And I’m not sure what I would do without it.
And I’m not sure what I would do without it.
Today’s 365 is not a little thing; it’s one of the most important things: fathers.
Yes, what it looks like is a grown man mimicking a toddler’s toddle (which in effect is similar to him mimicking the gait of an ape) while he faux-chases said toddler in endless circles about the house. Did I say endless? I meant infinite.
That’s what it looks like, but that’s not what it is.
It’s the building of the foundation of a relationship, minute by minute, circle by circle, smile by smile.
Would that every father knew how vital they are at this moment.
Ah, the unbelievably belated sequel to Love is Kind, Part 1: Discipline.
While “love is kind” perfectly applies to disciplining your children, it clearly also applies in a more universal manner. Everyone has heard the phrase “simple acts of kindness,” but when these acts are born of love, it can mean a lot more in someone’s life than the convenience of having a door held open for them when their hands are full.
Have you ever been having a particularly rough day, and then on top of that have a rough exchange with a friend or stranger, and you think to yourself (or say out loud, depending on what type of person you are), “Wow, you have no idea what I’m dealing with today, and you probably wouldn’t say/do that if you did.”
Guess what? We have no idea what 99% of the people we know are dealing with today. Other drivers on the road, colleagues, people in line in front of or behind us, the customer service rep on the other end of the line, our teachers or boss, even our close friends, children and other family – there’s a really good chance they have something on their minds, big or small, to which you and I are not privy. Whatever happened to just cutting people a little slack? What would it cost us to go an extra step and extend a little kindness?
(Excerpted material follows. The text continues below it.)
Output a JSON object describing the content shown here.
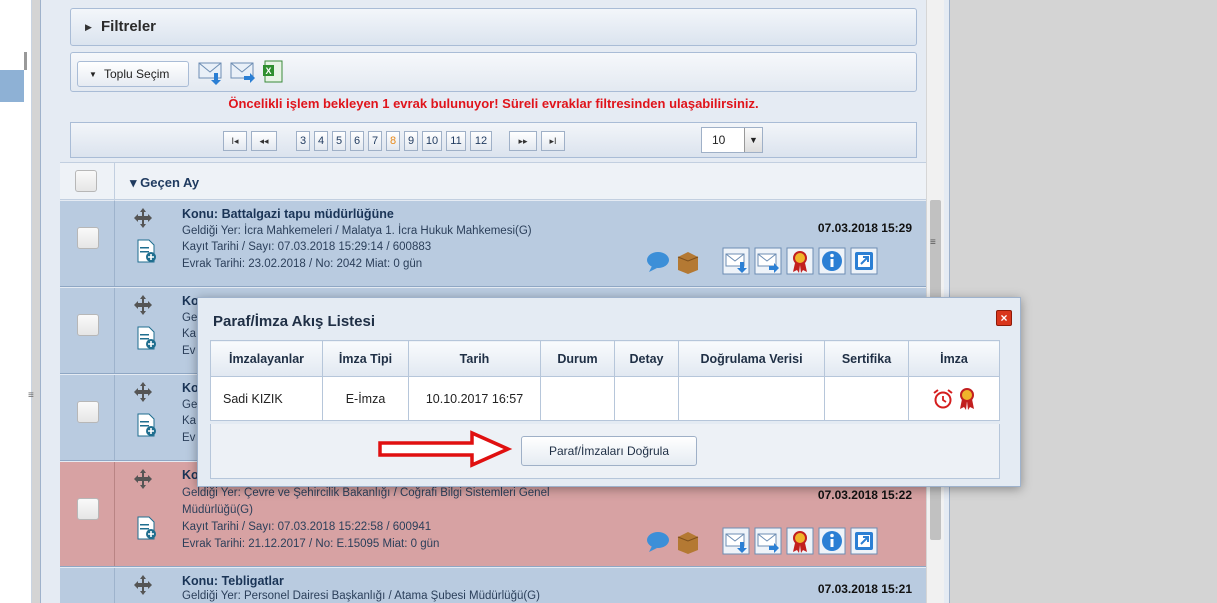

We like to think our words and actions are confined to our little island and don’t affect the people around us. The truth is, what you say, how you say it, and how you act and react all have significant power, whether it be to alter someone’s attitude, or day, or even direction in life. We don’t like to have to accept that much responsibility, but that’s the way it is, for better and for worse.
Example? I have a little nephew. He has bright blue eyes and a mop of wavy blond hair and he refuses to touch his food at the dinner table until everyone is seated and has said the blessing. He’s beyond sweet.
Recently, a mob of drunken college hoodlums (wrapping up their celebration of a football win) swarmed through his neighborhood committing random acts of littering, vandalism, and other petty crime, including the theft of a small trampoline from a backyard. You know, the kind of trampoline some people keep around for exercise, and some moms keep around for their preschoolers to safely vent energy, and some niblings keep around as their most prized possession on all the earth. These drunken hoodlums, I am assuming, carried out their midnight madness with hoots and hollers and high-fives, and the mistaken idea that it was all in good fun.
I am positive that none of them considered the trembling lip and alligator tears streaming down the face of a crushed toddler who woke up the next morning to find his favorite toy, his favorite way to pass the time, and one of his first ever possessions of his very own, had simply disappeared while he slept. Sure, his parents could have a new one in the mail in a matter of minutes or pop out to the store that day, but you still have to help the kid work through the initial trauma of realizing that some people are mean and inconsiderate, and the “trampoline-fixing fairy” probably isn’t going to suffice.
I guess there’s a pretty good chance none of us got drunk and stole from a baby today, but the reality is that much more “minor” offenses — a harsh word, brushing off someone’s opinion or concern, neglecting an owed apology — can have a similar effect.
Do we need to carry a reference chart in our back pockets to help us remember what is “kind” and what isn’t? (Is there an app for that?) No, the problem isn’t that we neglected to learn the Golden Rule as a youngster, it’s that we neglect to apply it. We forget to consider the unknown factors, and we “forget” that everything everywhere isn’t always about proving our point or getting what we want in that moment.
The idea that everything isn’t always about me runs so counter to the prevalent atmosphere of entitlement that maybe we do need some actual practice at being kind. Luckily, the process itself is quite intuitive, and the only thing that’s really required, is to start.
Or if you’re not ready for that, at least smile sincerely at someone today, and watch them leave happier.